In many but not all common law jurisdictions, a person who comitts an "inherently dangerous" crime can be found guilt of "felony murder" (not manslaughter).
The Wikipedia article says:
In most jurisdictions, to qualify as an underlying offense for a felony murder charge, the underlying offense must present a foreseeable danger to life, and the link between the offense and the death must not be too remote. For example, if the recipient of a forged check has a fatal allergic reaction to the ink, most courts will not hold the forger guilty of murder, as the cause of death is too remote from the criminal act.
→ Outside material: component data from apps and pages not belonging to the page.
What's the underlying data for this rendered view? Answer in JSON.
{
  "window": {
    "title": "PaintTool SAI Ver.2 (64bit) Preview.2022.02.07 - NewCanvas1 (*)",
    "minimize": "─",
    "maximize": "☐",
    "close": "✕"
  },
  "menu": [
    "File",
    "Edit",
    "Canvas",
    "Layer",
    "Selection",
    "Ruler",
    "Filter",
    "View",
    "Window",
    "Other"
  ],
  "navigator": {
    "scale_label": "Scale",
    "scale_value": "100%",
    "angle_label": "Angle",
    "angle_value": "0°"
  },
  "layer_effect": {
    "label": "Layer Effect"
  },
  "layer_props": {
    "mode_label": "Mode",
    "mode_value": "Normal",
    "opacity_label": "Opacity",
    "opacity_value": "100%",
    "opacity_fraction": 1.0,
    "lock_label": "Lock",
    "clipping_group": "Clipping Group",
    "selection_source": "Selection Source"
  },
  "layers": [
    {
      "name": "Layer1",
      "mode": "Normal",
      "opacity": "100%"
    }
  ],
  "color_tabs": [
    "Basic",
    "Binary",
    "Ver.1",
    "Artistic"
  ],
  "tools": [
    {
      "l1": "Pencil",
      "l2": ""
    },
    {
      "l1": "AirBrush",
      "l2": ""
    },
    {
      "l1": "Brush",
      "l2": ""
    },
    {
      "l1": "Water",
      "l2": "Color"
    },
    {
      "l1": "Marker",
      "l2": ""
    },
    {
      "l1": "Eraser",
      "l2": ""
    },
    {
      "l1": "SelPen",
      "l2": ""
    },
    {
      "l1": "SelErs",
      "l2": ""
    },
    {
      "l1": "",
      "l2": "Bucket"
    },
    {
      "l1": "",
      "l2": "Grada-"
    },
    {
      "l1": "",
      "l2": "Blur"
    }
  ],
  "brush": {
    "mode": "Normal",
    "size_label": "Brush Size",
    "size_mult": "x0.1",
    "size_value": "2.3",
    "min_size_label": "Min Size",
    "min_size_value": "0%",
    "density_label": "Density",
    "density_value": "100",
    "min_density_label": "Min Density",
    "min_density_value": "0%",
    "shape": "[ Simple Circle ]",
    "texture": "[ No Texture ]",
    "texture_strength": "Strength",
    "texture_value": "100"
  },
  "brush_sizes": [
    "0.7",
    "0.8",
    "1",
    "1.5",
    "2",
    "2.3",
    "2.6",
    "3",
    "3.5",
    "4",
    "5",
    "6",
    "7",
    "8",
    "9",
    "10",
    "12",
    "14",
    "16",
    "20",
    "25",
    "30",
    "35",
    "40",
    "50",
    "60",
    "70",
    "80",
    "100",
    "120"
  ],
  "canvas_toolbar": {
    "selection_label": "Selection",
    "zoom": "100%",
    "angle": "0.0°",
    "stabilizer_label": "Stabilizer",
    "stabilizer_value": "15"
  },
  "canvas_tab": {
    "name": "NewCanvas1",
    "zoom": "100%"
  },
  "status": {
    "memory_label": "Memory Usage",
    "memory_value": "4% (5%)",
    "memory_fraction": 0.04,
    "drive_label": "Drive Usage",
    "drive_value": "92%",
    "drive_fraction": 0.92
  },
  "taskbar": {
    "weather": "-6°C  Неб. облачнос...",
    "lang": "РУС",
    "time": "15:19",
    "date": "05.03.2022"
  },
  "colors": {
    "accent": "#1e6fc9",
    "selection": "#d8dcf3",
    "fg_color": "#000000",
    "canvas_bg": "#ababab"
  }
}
Floyd was arrested on an accusation that he passed a counterfeit $20 bill. This is not an "inherently dangerous" felony. Nor has it ever been established that he had the criminal intent that would have been required to convict him of a crime. Indeed it has not been proved that he knew the bill was counterfeit. But a finding of criminal intent to commit the underlying felony is essential to invoking teh felony murder rule. MN code 609.632 subdivision 3 requires "intent to defraud" and "having reason to know that the money order, currency, note, or obligation or security is forged, counterfeited, falsely made, altered, or printed". Moreover when the value is under $1,000 the possible penalties are much lighter and may not even be a felony.
In any case passing a phoney $20 is not the kind of offense for which the felony murder rule is normally invoked, nor is being killed by an arresting officer a plausible, outcome, althoguh obviously it is possible.
The University of Minnesota's page on "felony Murder" says:
When the defendant commits a felony that is inherently dangerous to life, he or she does so knowing that some innocent victim may die. In essence, this awareness is similar to implied malice, knowingly, or recklessly under circumstances manifesting extreme indifference to the value of human life. What is difficult to justify is a conviction for felony murder when the felony is not inherently dangerous to life. Thus most jurisdictions limit the felony murder doctrine to felonies that create a foreseeable risk of violence or death. ...
Joaquin, who has just lost his job, decides to burn down his apartment building because he can’t afford to pay the rent. Joaquin carefully soaks his apartment with lighter fluid, exits into the hallway, and throws a lit, lighter-fluid-soaked towel into the apartment. He then runs outside to watch the entire building burn down. Several tenants die of smoke inhalation because of the fire. In jurisdictions that recognize felony murder, Joaquin can probably be charged with and convicted of murder for every one of these deaths.
In this example, Joaquin did not intend to kill the tenants. However, he did most likely have the criminal intent necessary for arson. Therefore, felony murder convictions are appropriate. Note that Joaquin exhibited extreme indifference to whether the tenants in the building lived or died, which could also constitute the criminal intent of implied malice or depraved heart.
The Minnesota code Section 609.19 MURDER IN THE SECOND DEGREE says:
Subd. 2.Unintentional murders.
Whoever does either of the following is guilty of unintentional murder in the second degree and may be sentenced to imprisonment for not more than 40 years:
(1) causes the death of a human being, without intent to effect the death of any person, while committing or attempting to commit a felony offense other than criminal sexual conduct in the first or second degree with force or violence or a drive-by shooting;
[Paragraph (2) deals with death "while intentionally inflicting or attempting to inflict bodily harm upon the victim" which clearly does not apply in this case.]